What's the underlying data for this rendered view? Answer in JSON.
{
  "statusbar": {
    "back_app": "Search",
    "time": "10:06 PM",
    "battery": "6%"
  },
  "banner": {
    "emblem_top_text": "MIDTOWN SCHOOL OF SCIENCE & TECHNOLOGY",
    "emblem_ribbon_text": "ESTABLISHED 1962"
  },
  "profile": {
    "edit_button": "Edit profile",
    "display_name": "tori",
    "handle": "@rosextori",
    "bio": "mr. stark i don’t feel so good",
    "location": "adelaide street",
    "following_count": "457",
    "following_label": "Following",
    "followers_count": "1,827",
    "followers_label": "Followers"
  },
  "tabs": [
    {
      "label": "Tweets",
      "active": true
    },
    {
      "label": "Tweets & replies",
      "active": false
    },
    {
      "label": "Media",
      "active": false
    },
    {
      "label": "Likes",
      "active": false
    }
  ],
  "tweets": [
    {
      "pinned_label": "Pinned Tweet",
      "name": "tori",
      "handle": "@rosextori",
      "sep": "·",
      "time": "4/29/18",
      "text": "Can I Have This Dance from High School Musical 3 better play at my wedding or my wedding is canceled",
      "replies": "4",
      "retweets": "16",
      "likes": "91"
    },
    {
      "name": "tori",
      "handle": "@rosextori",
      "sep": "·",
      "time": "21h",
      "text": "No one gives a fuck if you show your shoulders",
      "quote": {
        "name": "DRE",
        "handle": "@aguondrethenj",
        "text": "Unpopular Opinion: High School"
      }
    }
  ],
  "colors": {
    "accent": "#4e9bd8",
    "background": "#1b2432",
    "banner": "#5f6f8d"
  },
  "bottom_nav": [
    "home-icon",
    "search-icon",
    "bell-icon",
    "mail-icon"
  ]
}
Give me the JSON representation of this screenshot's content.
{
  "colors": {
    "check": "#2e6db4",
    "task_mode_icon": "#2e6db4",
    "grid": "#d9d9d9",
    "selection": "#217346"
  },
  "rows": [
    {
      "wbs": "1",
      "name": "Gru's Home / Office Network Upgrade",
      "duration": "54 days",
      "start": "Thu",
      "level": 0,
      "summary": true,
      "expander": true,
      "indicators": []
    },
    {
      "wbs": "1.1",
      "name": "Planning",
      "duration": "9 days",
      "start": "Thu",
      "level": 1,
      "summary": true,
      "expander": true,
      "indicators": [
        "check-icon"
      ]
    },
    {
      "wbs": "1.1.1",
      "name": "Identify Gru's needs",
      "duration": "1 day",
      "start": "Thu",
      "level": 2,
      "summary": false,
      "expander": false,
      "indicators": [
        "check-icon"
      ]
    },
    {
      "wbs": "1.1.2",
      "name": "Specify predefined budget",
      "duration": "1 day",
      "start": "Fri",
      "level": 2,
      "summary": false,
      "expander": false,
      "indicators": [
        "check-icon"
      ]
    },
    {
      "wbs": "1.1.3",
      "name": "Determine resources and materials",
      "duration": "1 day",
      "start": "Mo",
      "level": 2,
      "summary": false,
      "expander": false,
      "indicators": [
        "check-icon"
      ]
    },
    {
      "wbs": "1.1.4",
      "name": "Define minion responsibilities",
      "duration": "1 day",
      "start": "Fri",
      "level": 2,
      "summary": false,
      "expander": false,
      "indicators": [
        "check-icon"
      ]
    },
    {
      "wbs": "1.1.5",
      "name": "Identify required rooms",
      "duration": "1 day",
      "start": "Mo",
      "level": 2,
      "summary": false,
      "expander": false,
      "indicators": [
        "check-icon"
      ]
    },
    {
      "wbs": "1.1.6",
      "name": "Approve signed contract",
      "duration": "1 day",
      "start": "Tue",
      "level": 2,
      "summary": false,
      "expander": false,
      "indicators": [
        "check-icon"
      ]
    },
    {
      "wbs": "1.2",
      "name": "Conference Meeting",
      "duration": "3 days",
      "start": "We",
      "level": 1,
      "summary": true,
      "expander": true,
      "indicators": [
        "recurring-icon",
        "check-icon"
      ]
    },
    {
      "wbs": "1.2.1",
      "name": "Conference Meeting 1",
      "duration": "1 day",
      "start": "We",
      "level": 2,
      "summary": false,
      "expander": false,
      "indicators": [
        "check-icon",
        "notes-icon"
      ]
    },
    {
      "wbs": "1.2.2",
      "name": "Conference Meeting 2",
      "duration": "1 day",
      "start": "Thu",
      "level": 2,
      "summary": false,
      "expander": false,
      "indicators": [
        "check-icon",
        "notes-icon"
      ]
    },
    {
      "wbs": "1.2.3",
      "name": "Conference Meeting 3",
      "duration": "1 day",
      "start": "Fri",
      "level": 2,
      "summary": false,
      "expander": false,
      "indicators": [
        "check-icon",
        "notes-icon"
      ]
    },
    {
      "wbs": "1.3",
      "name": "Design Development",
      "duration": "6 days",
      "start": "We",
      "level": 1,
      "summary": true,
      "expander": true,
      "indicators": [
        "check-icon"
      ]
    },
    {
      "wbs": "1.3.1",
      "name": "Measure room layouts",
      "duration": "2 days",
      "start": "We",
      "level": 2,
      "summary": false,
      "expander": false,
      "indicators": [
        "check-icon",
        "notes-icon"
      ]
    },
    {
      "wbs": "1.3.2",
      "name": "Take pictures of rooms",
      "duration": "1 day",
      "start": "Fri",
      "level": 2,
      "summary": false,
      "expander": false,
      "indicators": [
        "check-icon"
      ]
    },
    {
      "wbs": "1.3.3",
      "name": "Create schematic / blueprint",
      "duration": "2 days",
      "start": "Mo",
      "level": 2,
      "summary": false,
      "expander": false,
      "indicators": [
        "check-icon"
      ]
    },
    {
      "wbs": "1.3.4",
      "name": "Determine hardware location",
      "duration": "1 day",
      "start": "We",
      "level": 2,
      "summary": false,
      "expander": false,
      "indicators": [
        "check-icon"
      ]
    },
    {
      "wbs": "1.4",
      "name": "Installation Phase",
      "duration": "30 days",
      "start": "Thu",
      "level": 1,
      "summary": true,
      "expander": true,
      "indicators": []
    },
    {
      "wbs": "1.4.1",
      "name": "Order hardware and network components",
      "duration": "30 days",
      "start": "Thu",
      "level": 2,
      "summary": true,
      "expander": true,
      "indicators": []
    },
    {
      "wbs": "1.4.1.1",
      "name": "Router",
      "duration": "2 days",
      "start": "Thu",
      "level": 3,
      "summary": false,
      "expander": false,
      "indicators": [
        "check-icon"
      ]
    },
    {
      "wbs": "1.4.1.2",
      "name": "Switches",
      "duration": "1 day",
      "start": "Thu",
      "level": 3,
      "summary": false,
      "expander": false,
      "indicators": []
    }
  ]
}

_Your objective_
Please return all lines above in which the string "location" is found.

_Result below_
    "location": "adelaide street",
      "name": "Determine hardware location",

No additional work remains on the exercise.